4. Don’t let your child live out of fear:
Just like being scared is okay, living scared isn’t. Living stressed and scared is tough on the body of anyone - especially a child. High levels of cortisol impact our immune system strength, can cause anger outbursts and other health and behavioral issues. Help your child learn how to find ways to conquer their fear and support them and encourage them as they do brave things.
5. Know when to seek additional help:
Sometimes grief, loss or worry can become too much for a child and parents to handle on their own. If after a few weeks you child’s behavior doesn’t return to normal or you fear that their behavior is harmful to themselves, seek outside help. Oftentimes counseling is a great place to start.
If you or a loved one are interested in the counseling process, please contact us at 706-310-9046.
The “newness” of the year already feels over, doesn’t it? We are probably back in our old habits, old routines, old ways of thinking. Because the truth of it is - new beginnings feel difficult. At times they feel impossible. We want to change something about ourselves but we feel discouraged. We don’t feel like this is the time to start over. We don’t feel hopeful about something new.
The Lord desires for us to be refreshed, to be steadfast in him. He does not desire a life for us that feels stale and tired.
The steadfast love of the LORD never ceases; his mercies never come to an end; they are new every morning; great is your faithfulness. Lamentations 3:22-23 (ESV)
The Lord desires that we keep faith. That we do not lose hope. And that, even as we grow older each day, our inward selves are renewed. The potential for change is always alive in us.
Therefore we do not lose heart. Though outwardly we are wasting away, yet inwardly we are being renewed day by day. 2 Corinthians 4:16
The Lord desires that beauty comes from even the worst circumstances. That we have gladness instead of mourning. That we praise him instead of giving up. That we are steadfast in our belief.
To grant to those who mourn in Zion— to give them a beautiful headdress instead of ashes, the oil of gladness instead of mourning, the garment of praise instead of a faint spirit; that they may be called oaks of righteousness, the planting of the Lord, that he may be glorified. Isaiah 61:3 ESV
It is never too late for us. It is never too late for the Lord to do great work in us. Through him, the time for new beginnings has not passed. His time is forever, and always, now.

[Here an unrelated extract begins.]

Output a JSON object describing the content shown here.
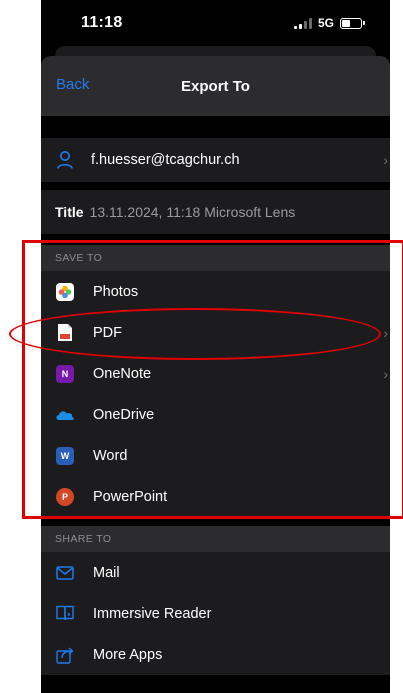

Sometimes changing something about our lives begins with help from someone else. A counselor can be a great resource for someone hoping to make a change. To learn more about the counseling services we offer at Bethel Haven or to make an appointment call us at 706.310.9056.
Written by our counselors to help promote your help, hope, healing